Those living in Osaka, Japan or anywhere else need to know what the current mayor of Osaka is doing based upon his own preferences and desired images of Japanese culture. This is especially true as his power grows and his local group becomes a national political party.
Hashimoto is cutting funding to Liberty Osaka, the only human rights museum in Japan. Why? Tessa Morris-Suzuki writes in her recent Japan Focus article (9/3/12):
The Osaka city government has until now provided a crucial part of the museum's funding, but the current city government, headed by mayor Hashimoto Tōru, has decided to halt this funding from next year, on the grounds that the museum displays are ‘limited to discrimination and human rights’ and fail to present children with an image of the future full of ‘hopes and dreams’ (Mainichi Shinbun 25 July 2012).

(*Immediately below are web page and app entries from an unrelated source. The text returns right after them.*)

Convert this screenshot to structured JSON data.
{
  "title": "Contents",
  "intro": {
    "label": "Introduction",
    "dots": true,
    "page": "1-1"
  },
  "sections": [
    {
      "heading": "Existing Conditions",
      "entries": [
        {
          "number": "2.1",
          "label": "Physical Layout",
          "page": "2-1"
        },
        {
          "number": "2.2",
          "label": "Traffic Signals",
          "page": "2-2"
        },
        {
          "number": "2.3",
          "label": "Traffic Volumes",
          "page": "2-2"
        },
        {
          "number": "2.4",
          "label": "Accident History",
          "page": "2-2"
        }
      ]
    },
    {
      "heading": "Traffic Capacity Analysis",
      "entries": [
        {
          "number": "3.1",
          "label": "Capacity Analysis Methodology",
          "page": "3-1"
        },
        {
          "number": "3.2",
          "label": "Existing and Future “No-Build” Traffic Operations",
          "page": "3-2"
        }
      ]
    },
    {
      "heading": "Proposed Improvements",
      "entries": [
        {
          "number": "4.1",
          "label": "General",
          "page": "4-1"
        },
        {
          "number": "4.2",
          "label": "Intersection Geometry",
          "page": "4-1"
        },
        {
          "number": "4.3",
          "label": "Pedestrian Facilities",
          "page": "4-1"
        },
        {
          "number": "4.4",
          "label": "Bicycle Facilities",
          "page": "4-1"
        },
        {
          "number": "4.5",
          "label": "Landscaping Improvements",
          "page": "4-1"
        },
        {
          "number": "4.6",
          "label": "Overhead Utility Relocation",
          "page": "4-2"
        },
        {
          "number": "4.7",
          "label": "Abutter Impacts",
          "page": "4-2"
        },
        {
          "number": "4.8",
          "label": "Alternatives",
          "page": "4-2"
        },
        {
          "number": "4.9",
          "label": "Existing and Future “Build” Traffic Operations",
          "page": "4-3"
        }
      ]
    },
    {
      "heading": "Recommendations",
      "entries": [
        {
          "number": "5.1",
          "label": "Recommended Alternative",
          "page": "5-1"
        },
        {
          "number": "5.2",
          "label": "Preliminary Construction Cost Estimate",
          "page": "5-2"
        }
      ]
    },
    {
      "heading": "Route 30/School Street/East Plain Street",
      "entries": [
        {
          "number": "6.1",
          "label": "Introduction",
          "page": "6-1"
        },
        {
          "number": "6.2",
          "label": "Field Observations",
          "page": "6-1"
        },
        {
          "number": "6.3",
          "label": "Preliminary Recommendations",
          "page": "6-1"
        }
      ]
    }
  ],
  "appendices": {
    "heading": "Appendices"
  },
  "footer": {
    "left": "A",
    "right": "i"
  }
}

See the whole article: "Out With Human Rights, In With Government-Authored History: The Comfort Women and the Hashimoto Prescription for a ‘New Japan’"

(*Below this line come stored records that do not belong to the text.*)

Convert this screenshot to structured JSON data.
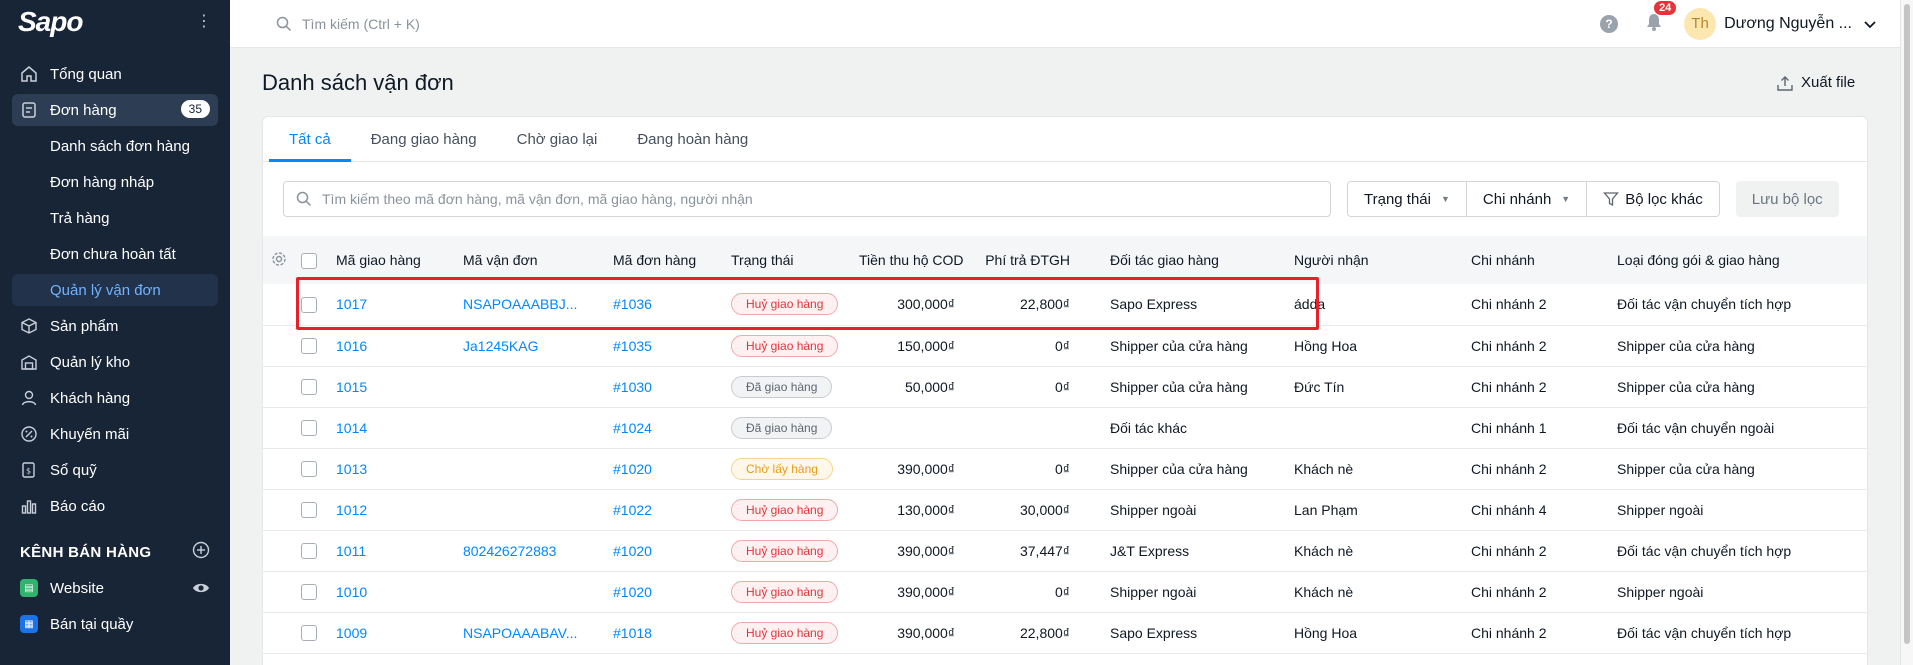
{
  "brand": {
    "logo": "Sapo"
  },
  "sidebar": {
    "items": [
      {
        "label": "Tổng quan",
        "icon": "home-icon"
      },
      {
        "label": "Đơn hàng",
        "icon": "order-icon",
        "badge": "35"
      },
      {
        "label": "Sản phẩm",
        "icon": "product-icon"
      },
      {
        "label": "Quản lý kho",
        "icon": "warehouse-icon"
      },
      {
        "label": "Khách hàng",
        "icon": "customer-icon"
      },
      {
        "label": "Khuyến mãi",
        "icon": "promotion-icon"
      },
      {
        "label": "Sổ quỹ",
        "icon": "cashbook-icon"
      },
      {
        "label": "Báo cáo",
        "icon": "report-icon"
      }
    ],
    "sub_items": [
      "Danh sách đơn hàng",
      "Đơn hàng nháp",
      "Trả hàng",
      "Đơn chưa hoàn tất",
      "Quản lý vận đơn"
    ],
    "channels_title": "KÊNH BÁN HÀNG",
    "channels": [
      {
        "label": "Website",
        "color": "#2fb36e"
      },
      {
        "label": "Bán tại quầy",
        "color": "#1a73e8"
      }
    ]
  },
  "topbar": {
    "search_placeholder": "Tìm kiếm (Ctrl + K)",
    "notification_count": "24",
    "avatar_initials": "Th",
    "user_name": "Dương Nguyễn ..."
  },
  "page": {
    "title": "Danh sách vận đơn",
    "export_label": "Xuất file"
  },
  "tabs": [
    "Tất cả",
    "Đang giao hàng",
    "Chờ giao lại",
    "Đang hoàn hàng"
  ],
  "filters": {
    "search_placeholder": "Tìm kiếm theo mã đơn hàng, mã vận đơn, mã giao hàng, người nhận",
    "status": "Trạng thái",
    "branch": "Chi nhánh",
    "other": "Bộ lọc khác",
    "save": "Lưu bộ lọc"
  },
  "table": {
    "columns": [
      "Mã giao hàng",
      "Mã vận đơn",
      "Mã đơn hàng",
      "Trạng thái",
      "Tiền thu hộ COD",
      "Phí trả ĐTGH",
      "Đối tác giao hàng",
      "Người nhận",
      "Chi nhánh",
      "Loại đóng gói & giao hàng"
    ],
    "rows": [
      {
        "ship": "1017",
        "waybill": "NSAPOAAABBJ...",
        "order": "#1036",
        "status": "Huỷ giao hàng",
        "status_type": "red",
        "cod": "300,000₫",
        "fee": "22,800₫",
        "partner": "Sapo Express",
        "receiver": "ádda",
        "branch": "Chi nhánh 2",
        "pack": "Đối tác vận chuyển tích hợp"
      },
      {
        "ship": "1016",
        "waybill": "Ja1245KAG",
        "order": "#1035",
        "status": "Huỷ giao hàng",
        "status_type": "red",
        "cod": "150,000₫",
        "fee": "0₫",
        "partner": "Shipper của cửa hàng",
        "receiver": "Hồng Hoa",
        "branch": "Chi nhánh 2",
        "pack": "Shipper của cửa hàng"
      },
      {
        "ship": "1015",
        "waybill": "",
        "order": "#1030",
        "status": "Đã giao hàng",
        "status_type": "gray",
        "cod": "50,000₫",
        "fee": "0₫",
        "partner": "Shipper của cửa hàng",
        "receiver": "Đức Tín",
        "branch": "Chi nhánh 2",
        "pack": "Shipper của cửa hàng"
      },
      {
        "ship": "1014",
        "waybill": "",
        "order": "#1024",
        "status": "Đã giao hàng",
        "status_type": "gray",
        "cod": "",
        "fee": "",
        "partner": "Đối tác khác",
        "receiver": "",
        "branch": "Chi nhánh 1",
        "pack": "Đối tác vận chuyển ngoài"
      },
      {
        "ship": "1013",
        "waybill": "",
        "order": "#1020",
        "status": "Chờ lấy hàng",
        "status_type": "orange",
        "cod": "390,000₫",
        "fee": "0₫",
        "partner": "Shipper của cửa hàng",
        "receiver": "Khách nè",
        "branch": "Chi nhánh 2",
        "pack": "Shipper của cửa hàng"
      },
      {
        "ship": "1012",
        "waybill": "",
        "order": "#1022",
        "status": "Huỷ giao hàng",
        "status_type": "red",
        "cod": "130,000₫",
        "fee": "30,000₫",
        "partner": "Shipper ngoài",
        "receiver": "Lan Phạm",
        "branch": "Chi nhánh 4",
        "pack": "Shipper ngoài"
      },
      {
        "ship": "1011",
        "waybill": "802426272883",
        "order": "#1020",
        "status": "Huỷ giao hàng",
        "status_type": "red",
        "cod": "390,000₫",
        "fee": "37,447₫",
        "partner": "J&T Express",
        "receiver": "Khách nè",
        "branch": "Chi nhánh 2",
        "pack": "Đối tác vận chuyển tích hợp"
      },
      {
        "ship": "1010",
        "waybill": "",
        "order": "#1020",
        "status": "Huỷ giao hàng",
        "status_type": "red",
        "cod": "390,000₫",
        "fee": "0₫",
        "partner": "Shipper ngoài",
        "receiver": "Khách nè",
        "branch": "Chi nhánh 2",
        "pack": "Shipper ngoài"
      },
      {
        "ship": "1009",
        "waybill": "NSAPOAAABAV...",
        "order": "#1018",
        "status": "Huỷ giao hàng",
        "status_type": "red",
        "cod": "390,000₫",
        "fee": "22,800₫",
        "partner": "Sapo Express",
        "receiver": "Hồng Hoa",
        "branch": "Chi nhánh 2",
        "pack": "Đối tác vận chuyển tích hợp"
      }
    ]
  },
  "colors": {
    "sidebar_bg": "#182537",
    "accent": "#0088ff",
    "highlight_box": "#e8202a"
  }
}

Hashimoto has cut funding for Korean schools in Osaka. Why? Among other reasons, according to a recent Japan Times article (9/2/12), he doesn't like Korean schools displaying portraits of Kim Jong Il:
In March 2010, then-Osaka Gov. Toru Hashimoto announced the prefecture would stop paying subsidies to Korean schools that refuse to meet four criteria, including the removal of portraits of the late North Korean leader Kim Jong Il.

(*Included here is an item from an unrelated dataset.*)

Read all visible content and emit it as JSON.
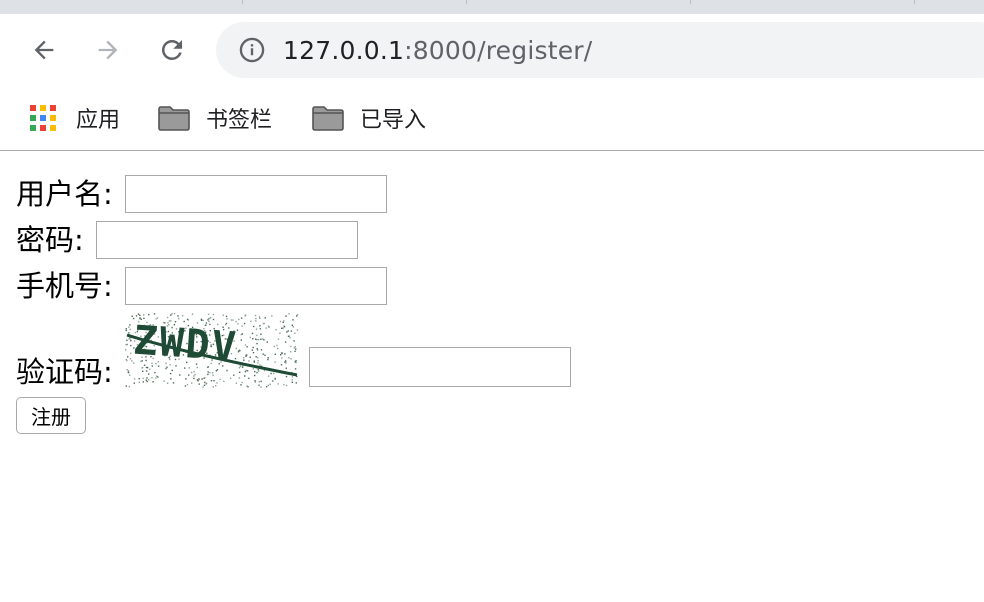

The Osaka Prefectural Government stopped paying subsidies to one of the corporation's high schools in the 2010 academic year after determining it did not meet the provisions. It ended payments to most of the operator's elementary and junior high schools in the following school year because Kim's portrait adorned faculty rooms. For the current fiscal year, the prefecture didn't even allocate a budget for the subsidies. Meanwhile, the Osaka Municipal Government cut off subsidies to the schools when Hashimoto became mayor in 2011.
See the whole article: "Osaka faces Korean subsidy suits"
Hashimoto is cutting funding for Bunraku puppets (an art form originating in Osaka). Why? According to a recent Mainichi article (7/27/12), he didn't like the performance:
Osaka Mayor Toru Hashimoto, who recently declared he would freeze subsidies to an association for Bunraku, a centuries-old form of puppet theater, expressed his dissatisfaction with a Bunraku show he saw on July 26, describing the performance as "unsatisfactory."
"I understood that this is an art that should be preserved as a classic (art form), but the last scene was plain, and lacked something," Hashimoto told reporters after watching "Sonezaki Shinju" (The love suicides at Sonezaki), a classic play based on the work of renowned 17th-18th century dramatist Chikamatsu Monzaemon, at the National Bunraku Theatre in Osaka's Chuo Ward on the evening of July 26.
"The staging was unsatisfactory," the mayor added in his comment on the play, which has not been changed since it was reintroduced to the public in 1955. "Does it really have to follow the old script that precisely?"
See the whole article: "Osaka mayor Hashimoto calls classic Japanese play 'unsatisfactory'"
Granted, Osaka Prefecture and Osaka City have terrible budget problems. But these cuts and others seem to be done by the whims and personal views of Hashimoto. These budget cuts, along with his witch-hunt for city employees with tattoos and his insistence of standing for the Japanese flag and national anthem provide insight into this man and the kind of changes he wants to do in the creation of his image/view of Japan.
Journalist Hiroshi Iwaisako provides more information about Hashimoto and perhaps his rationale for budget cuts and other actions in a recent article at Nippon.com (7/24/12); his report/perspective is more serious/formal than other descriptions of Hashimoto that have appeared in other sources.
See the article: "What to Make of Hashimoto Tōru?"
See also: "Hashimoto sets new national party, names it Nihon Ishin no Kai" by Eric Johnston (9/9/12)
As for tattoos, Hashimoto might benefit from reading this article: "Top Arizona court rules tattooing is protected speech" (9/7/12)
People need to know what Hashimoto is doing along with his so-called rationale. Is this what we want for the future of Japan?
Link to Liberty Osaka Human Rights Museum: http://www.liberty.or.jp/topfile/human-top.htm